The effect on news coverage is obvious. The TV news bulletins consist of just one sequence of Kim Jong-il after another, visiting new factories or attending inaugurations, accompanied by lyrical praise of the greatness of father and son.
Dozens of journalists “revolutionized”
A high price can be paid for a typing error or misspeaking in North Korea. A state radio journalist was punished at the start of 2004 for mistakenly referring to a North Korean deputy minister as minister. He reportedly spent several months in a “revolutionization” camp. A TV journalist, Kim Kwan Hee, spent a year in one of these reeducation camps in 1986 for erroneously describing Park Chung-he, who headed an authoritarian regime in South Korea from 1961 to 1979, as a “democratic leader.”
“Revolutionization” camps are state factories or farms where functionaries, including journalists, are sent to work if they make mistakes. Jang Hae-sung, who was a TV journalist for 20 years, told Reporters Without Borders he was aware of at least 40 cases of journalists who were “revolutionized,” including himself. Reporters Without Borders also learned in 2004 that journalists are held in concentration camps. They include state television journalist Song Keum-chul, who was arrested at the end of 1995 for organizing a small group of critical journalists. There has been no word of him since then.
Radio sets – the “new enemies of the regime”
In the absence of the Internet (e-mail is banned) and satellite dishes, the only way for many North Koreans to sidestep the official propaganda is to tune into the Korean-language broadcasts of foreign radio stations. “You can buy radio sets in North Korea that are pre-set to the government radio frequency and sealed, but some people take the risk of opening them up in order to be able to tune into other frequencies,” a refugee explained. Today, more and more radio sets are getting into the country, especially to Pyongyang, from the People’s Republic of China.

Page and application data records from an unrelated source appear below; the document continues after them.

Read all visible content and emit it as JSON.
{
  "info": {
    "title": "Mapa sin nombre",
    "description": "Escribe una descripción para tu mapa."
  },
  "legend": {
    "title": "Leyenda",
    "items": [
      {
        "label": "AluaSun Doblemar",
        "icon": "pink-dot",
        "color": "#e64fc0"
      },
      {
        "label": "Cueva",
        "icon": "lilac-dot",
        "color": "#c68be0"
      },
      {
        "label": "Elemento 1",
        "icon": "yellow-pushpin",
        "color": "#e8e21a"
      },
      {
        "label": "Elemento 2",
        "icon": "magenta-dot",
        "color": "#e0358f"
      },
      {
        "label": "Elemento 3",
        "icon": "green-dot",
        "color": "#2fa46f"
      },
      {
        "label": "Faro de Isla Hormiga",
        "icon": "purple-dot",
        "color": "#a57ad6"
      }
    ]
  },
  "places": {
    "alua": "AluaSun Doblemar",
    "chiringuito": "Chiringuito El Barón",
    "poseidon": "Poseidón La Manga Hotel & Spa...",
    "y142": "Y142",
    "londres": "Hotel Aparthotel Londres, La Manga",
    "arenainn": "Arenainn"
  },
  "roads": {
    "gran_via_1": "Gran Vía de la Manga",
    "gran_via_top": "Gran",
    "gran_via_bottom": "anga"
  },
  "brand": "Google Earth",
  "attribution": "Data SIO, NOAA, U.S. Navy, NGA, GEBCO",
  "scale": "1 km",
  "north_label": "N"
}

“I think many refugees decided to leave after listening to international radio stations, especially Voice of America et Radio Free Asia, and South Korean stations, as that opens people’s eyes,” said the manager of FreeNK, a dissident radio station based in South Korea.
The party launched a campaign to check radio sets at the end of 2003. The head of each party cell in neighborhoods and villages received instructions to verify the seals on all radio sets. The North Korean authorities designated radio sets as “new enemies of the regime” on 13 June 2004.
There are almost certainly no clandestine publications in North Korea. It is just known that Kim Jong-il gave orders in 1999 for closer monitoring of type-writers and photocopiers for fear they could be used against the regime. Still, leaflets criticizing the dictatorship and the juche ideology were found in Chinese border areas in November 2004. Was this beginning of a domestic dissident movement?
Some North Korean officials do not hide their hostility toward the international press, which is allowed into the country in very limited numbers. “Journalists are all liars,” responded foreign minister Paek Nam-sun in September 2004 when questioned by a British foreign office minister about reports that a large explosion had been detected by the United States and South Korea.